→ Work order
Bring together every line in the data that includes "caption".

→ Entries supplied
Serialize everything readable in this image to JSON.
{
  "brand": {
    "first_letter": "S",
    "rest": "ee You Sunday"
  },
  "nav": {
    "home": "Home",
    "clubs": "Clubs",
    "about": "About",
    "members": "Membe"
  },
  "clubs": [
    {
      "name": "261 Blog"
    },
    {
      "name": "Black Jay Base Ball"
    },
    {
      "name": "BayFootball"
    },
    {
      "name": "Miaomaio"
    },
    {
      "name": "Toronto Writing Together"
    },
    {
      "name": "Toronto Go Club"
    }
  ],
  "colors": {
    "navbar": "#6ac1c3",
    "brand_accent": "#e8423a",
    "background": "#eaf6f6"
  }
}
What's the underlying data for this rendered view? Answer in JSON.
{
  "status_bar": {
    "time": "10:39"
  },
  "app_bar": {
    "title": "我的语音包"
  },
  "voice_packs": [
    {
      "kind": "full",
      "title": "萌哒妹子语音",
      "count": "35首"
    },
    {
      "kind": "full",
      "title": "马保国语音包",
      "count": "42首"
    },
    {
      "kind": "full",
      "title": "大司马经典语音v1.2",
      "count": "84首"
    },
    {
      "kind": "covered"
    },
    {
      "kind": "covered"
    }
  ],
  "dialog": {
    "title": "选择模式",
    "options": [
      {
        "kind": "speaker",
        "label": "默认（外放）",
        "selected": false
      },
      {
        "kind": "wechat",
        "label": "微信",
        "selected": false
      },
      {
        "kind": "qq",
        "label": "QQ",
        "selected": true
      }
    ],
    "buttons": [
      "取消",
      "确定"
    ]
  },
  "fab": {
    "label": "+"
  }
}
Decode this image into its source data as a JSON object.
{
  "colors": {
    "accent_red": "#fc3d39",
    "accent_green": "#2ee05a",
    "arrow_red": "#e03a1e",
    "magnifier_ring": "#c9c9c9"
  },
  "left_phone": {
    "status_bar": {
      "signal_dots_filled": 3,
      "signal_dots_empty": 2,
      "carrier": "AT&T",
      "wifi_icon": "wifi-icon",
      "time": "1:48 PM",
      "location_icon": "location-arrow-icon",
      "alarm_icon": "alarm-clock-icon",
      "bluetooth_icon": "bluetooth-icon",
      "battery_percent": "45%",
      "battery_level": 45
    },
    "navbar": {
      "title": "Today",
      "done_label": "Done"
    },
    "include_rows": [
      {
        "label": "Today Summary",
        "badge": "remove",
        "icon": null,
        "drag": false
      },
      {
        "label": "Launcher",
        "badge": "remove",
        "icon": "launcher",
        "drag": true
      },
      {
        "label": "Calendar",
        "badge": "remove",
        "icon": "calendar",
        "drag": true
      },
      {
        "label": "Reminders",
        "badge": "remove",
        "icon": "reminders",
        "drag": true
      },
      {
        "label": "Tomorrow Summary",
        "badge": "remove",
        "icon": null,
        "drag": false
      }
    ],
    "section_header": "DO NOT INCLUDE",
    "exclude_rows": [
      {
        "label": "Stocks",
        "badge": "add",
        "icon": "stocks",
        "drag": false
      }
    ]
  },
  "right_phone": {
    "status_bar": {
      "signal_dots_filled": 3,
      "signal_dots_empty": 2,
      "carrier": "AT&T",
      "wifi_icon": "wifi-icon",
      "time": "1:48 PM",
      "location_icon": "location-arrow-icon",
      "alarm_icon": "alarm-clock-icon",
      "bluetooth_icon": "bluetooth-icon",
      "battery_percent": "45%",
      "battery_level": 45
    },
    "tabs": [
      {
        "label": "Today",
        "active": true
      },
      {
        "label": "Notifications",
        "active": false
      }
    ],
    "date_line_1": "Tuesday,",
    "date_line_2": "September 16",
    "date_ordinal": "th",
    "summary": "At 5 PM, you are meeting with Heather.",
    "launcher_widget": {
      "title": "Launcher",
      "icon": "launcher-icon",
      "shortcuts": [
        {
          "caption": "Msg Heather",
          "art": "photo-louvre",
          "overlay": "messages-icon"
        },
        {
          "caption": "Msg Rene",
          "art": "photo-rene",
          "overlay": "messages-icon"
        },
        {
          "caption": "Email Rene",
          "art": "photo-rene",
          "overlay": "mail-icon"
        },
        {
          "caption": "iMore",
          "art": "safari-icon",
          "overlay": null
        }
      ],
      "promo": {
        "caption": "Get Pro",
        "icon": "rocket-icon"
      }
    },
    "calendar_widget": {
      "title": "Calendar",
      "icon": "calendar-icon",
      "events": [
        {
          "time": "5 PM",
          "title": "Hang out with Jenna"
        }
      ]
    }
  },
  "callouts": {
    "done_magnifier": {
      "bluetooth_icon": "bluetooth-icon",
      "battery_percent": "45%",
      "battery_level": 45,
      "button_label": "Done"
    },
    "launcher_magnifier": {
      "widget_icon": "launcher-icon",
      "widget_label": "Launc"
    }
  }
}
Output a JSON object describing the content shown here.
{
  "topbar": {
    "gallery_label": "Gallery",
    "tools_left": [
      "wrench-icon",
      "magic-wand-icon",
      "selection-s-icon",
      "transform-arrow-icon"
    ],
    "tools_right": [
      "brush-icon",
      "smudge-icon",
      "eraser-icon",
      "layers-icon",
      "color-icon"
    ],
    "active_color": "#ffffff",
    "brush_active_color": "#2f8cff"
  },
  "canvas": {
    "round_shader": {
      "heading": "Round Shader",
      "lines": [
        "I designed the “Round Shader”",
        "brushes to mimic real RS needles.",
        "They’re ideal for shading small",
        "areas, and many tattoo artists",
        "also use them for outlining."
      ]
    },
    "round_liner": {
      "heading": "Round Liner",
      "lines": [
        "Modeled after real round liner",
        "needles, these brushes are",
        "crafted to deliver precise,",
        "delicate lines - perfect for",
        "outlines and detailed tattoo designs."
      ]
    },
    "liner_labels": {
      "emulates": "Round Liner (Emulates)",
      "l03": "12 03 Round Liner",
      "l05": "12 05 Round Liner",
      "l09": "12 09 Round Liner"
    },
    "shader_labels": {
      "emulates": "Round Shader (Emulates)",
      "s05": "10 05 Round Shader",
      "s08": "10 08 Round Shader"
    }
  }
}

→ Task answer
          "caption": "Msg Heather",
          "caption": "Msg Rene",
          "caption": "Email Rene",
          "caption": "iMore",
        "caption": "Get Pro",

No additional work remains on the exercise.